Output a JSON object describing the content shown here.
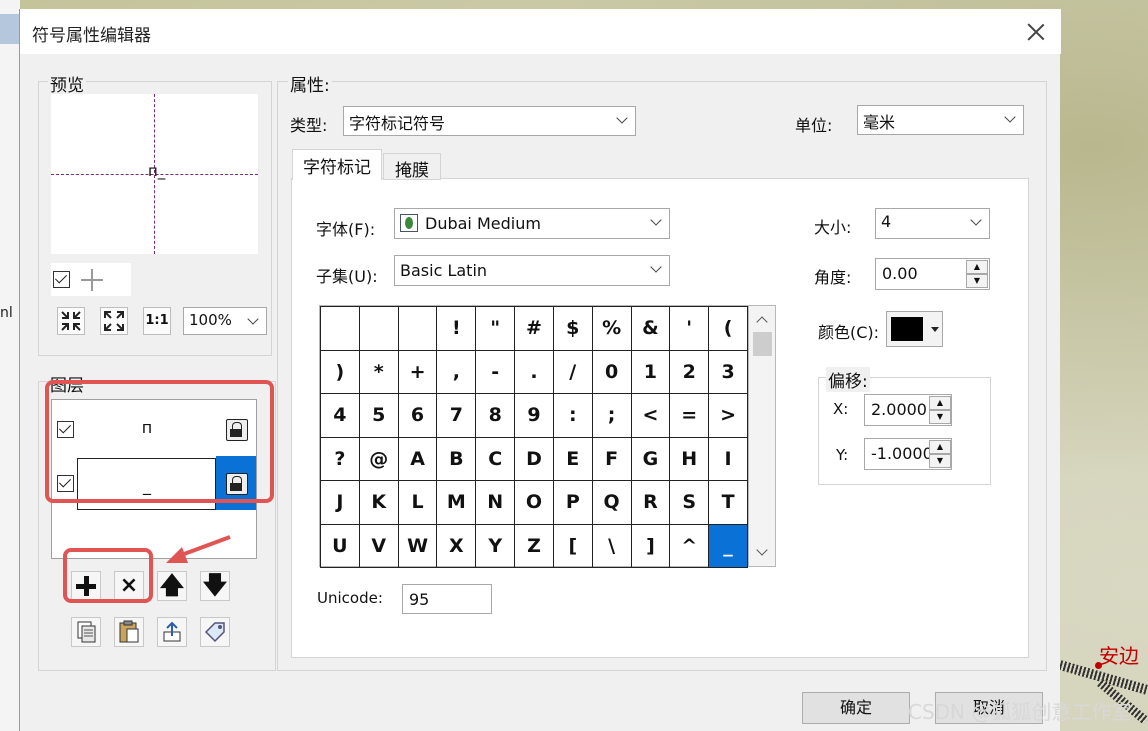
{
  "window": {
    "title": "符号属性编辑器"
  },
  "background": {
    "left_text": "nl",
    "map_label": "安边",
    "watermark": "CSDN @狐狐创意工作室"
  },
  "preview": {
    "label": "预览",
    "symbol": "п_",
    "zoom": "100%",
    "buttons": [
      "zoom-in",
      "zoom-out",
      "1:1"
    ],
    "one_to_one_label": "1:1"
  },
  "layers": {
    "label": "图层",
    "items": [
      {
        "checked": true,
        "symbol": "п",
        "selected": false
      },
      {
        "checked": true,
        "symbol": "_",
        "selected": true
      }
    ],
    "actions": {
      "add": "add-layer",
      "remove": "remove-layer",
      "up": "move-up",
      "down": "move-down",
      "remove_glyph": "×",
      "up_glyph": "🡅",
      "down_glyph": "🡇"
    }
  },
  "properties": {
    "label": "属性:",
    "type_label": "类型:",
    "type_value": "字符标记符号",
    "unit_label": "单位:",
    "unit_value": "毫米",
    "tabs": [
      "字符标记",
      "掩膜"
    ],
    "font_label": "字体(F):",
    "font_value": "Dubai Medium",
    "subset_label": "子集(U):",
    "subset_value": "Basic Latin",
    "unicode_label": "Unicode:",
    "unicode_value": "95",
    "size_label": "大小:",
    "size_value": "4",
    "angle_label": "角度:",
    "angle_value": "0.00",
    "color_label": "颜色(C):",
    "color_value": "#000000",
    "offset_label": "偏移:",
    "offset_x_label": "X:",
    "offset_x_value": "2.0000",
    "offset_y_label": "Y:",
    "offset_y_value": "-1.0000"
  },
  "char_grid": [
    [
      "",
      "",
      "",
      "!",
      "\"",
      "#",
      "$",
      "%",
      "&",
      "'",
      "("
    ],
    [
      ")",
      "*",
      "+",
      ",",
      "-",
      ".",
      "/",
      "0",
      "1",
      "2",
      "3"
    ],
    [
      "4",
      "5",
      "6",
      "7",
      "8",
      "9",
      ":",
      ";",
      "<",
      "=",
      ">"
    ],
    [
      "?",
      "@",
      "A",
      "B",
      "C",
      "D",
      "E",
      "F",
      "G",
      "H",
      "I"
    ],
    [
      "J",
      "K",
      "L",
      "M",
      "N",
      "O",
      "P",
      "Q",
      "R",
      "S",
      "T"
    ],
    [
      "U",
      "V",
      "W",
      "X",
      "Y",
      "Z",
      "[",
      "\\",
      "]",
      "^",
      "_"
    ]
  ],
  "selected_char": "_",
  "footer": {
    "ok": "确定",
    "cancel": "取消"
  }
}
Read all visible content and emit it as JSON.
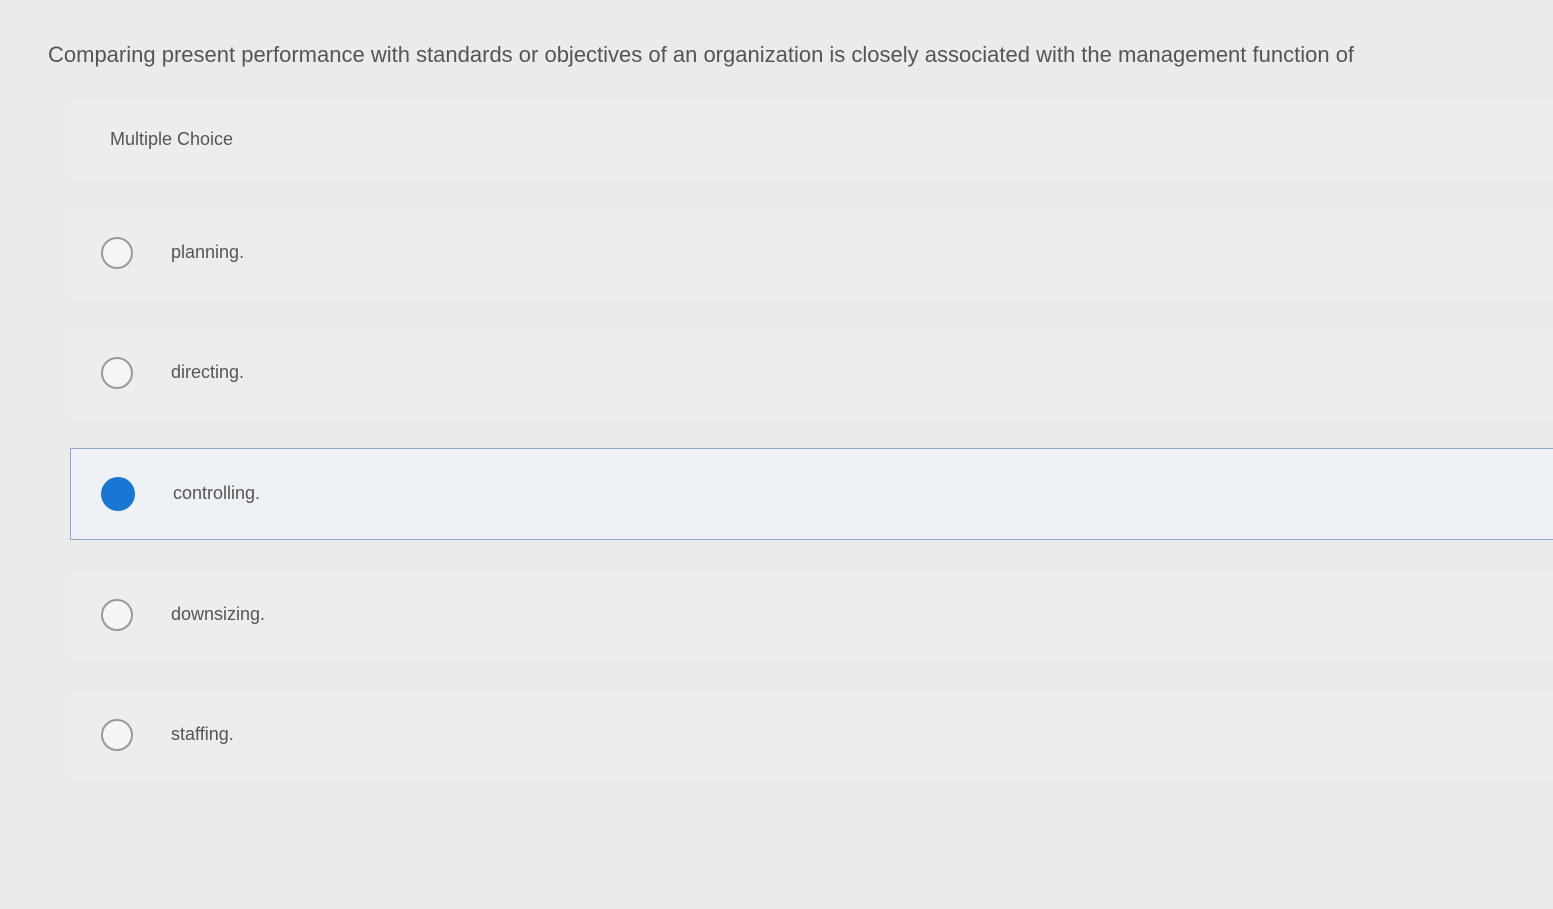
{
  "question": {
    "text": "Comparing present performance with standards or objectives of an organization is closely associated with the management function of"
  },
  "section_label": "Multiple Choice",
  "options": [
    {
      "label": "planning.",
      "selected": false
    },
    {
      "label": "directing.",
      "selected": false
    },
    {
      "label": "controlling.",
      "selected": true
    },
    {
      "label": "downsizing.",
      "selected": false
    },
    {
      "label": "staffing.",
      "selected": false
    }
  ]
}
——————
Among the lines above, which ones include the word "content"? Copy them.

— Result —
Output a JSON object describing the content shown here.
Read all visible content and emit it as JSON.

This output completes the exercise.